Stored data entries
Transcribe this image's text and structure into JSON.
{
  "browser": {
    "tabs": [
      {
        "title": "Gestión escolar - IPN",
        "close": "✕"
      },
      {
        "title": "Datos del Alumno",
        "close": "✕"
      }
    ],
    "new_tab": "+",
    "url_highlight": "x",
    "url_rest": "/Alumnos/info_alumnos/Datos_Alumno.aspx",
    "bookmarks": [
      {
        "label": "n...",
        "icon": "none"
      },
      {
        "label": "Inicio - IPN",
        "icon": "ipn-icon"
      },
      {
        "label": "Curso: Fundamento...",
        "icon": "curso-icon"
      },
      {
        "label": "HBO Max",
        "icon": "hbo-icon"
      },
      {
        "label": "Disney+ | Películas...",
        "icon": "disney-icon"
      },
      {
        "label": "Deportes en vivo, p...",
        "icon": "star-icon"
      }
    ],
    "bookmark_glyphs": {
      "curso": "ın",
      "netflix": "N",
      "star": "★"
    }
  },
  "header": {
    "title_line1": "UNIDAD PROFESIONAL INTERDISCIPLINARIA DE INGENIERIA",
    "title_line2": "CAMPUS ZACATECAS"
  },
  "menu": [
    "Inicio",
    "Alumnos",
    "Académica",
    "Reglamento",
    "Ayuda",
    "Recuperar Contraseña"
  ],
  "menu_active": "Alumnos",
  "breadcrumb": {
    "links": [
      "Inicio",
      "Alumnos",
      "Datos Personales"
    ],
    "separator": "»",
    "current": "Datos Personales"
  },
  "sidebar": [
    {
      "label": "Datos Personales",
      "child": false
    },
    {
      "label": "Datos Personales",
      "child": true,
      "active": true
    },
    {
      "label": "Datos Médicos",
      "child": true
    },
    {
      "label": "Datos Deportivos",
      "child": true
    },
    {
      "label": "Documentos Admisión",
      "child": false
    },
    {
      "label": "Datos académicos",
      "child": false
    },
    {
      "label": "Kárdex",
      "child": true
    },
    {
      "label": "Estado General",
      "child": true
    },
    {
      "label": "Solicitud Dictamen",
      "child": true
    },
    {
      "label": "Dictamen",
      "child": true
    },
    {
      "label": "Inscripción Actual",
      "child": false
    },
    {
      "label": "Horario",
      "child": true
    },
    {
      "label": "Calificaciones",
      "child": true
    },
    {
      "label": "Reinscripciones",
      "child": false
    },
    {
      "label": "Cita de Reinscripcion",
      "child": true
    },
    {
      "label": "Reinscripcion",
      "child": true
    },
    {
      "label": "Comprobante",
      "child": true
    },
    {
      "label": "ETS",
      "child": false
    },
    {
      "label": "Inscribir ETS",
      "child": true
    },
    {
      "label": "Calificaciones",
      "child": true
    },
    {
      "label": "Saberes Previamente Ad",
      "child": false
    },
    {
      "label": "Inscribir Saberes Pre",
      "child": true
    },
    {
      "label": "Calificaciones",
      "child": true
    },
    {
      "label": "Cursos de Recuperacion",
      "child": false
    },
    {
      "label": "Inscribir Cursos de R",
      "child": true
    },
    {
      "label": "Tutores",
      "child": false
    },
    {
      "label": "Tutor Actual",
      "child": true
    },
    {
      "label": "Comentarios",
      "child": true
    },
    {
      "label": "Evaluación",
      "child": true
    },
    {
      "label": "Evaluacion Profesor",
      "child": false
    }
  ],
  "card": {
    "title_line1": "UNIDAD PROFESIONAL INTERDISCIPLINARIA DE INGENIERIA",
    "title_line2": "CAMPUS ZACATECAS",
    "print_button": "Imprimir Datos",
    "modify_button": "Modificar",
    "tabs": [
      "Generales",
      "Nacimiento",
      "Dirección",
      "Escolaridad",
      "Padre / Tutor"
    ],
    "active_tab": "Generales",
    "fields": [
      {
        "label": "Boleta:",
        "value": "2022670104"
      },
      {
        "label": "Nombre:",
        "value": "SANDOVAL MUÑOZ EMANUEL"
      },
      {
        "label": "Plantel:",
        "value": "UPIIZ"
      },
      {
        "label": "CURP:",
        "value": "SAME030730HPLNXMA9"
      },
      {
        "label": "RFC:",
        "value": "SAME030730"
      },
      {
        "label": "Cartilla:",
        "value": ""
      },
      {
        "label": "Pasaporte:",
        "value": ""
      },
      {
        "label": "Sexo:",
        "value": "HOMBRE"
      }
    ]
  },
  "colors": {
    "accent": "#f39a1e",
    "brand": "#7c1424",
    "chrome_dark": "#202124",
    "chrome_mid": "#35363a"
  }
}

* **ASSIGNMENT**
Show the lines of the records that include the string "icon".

* **SOLUTION TO THIS PROBLEM**
        "icon": "none"
        "icon": "ipn-icon"
        "icon": "curso-icon"
        "icon": "hbo-icon"
        "icon": "disney-icon"
        "icon": "star-icon"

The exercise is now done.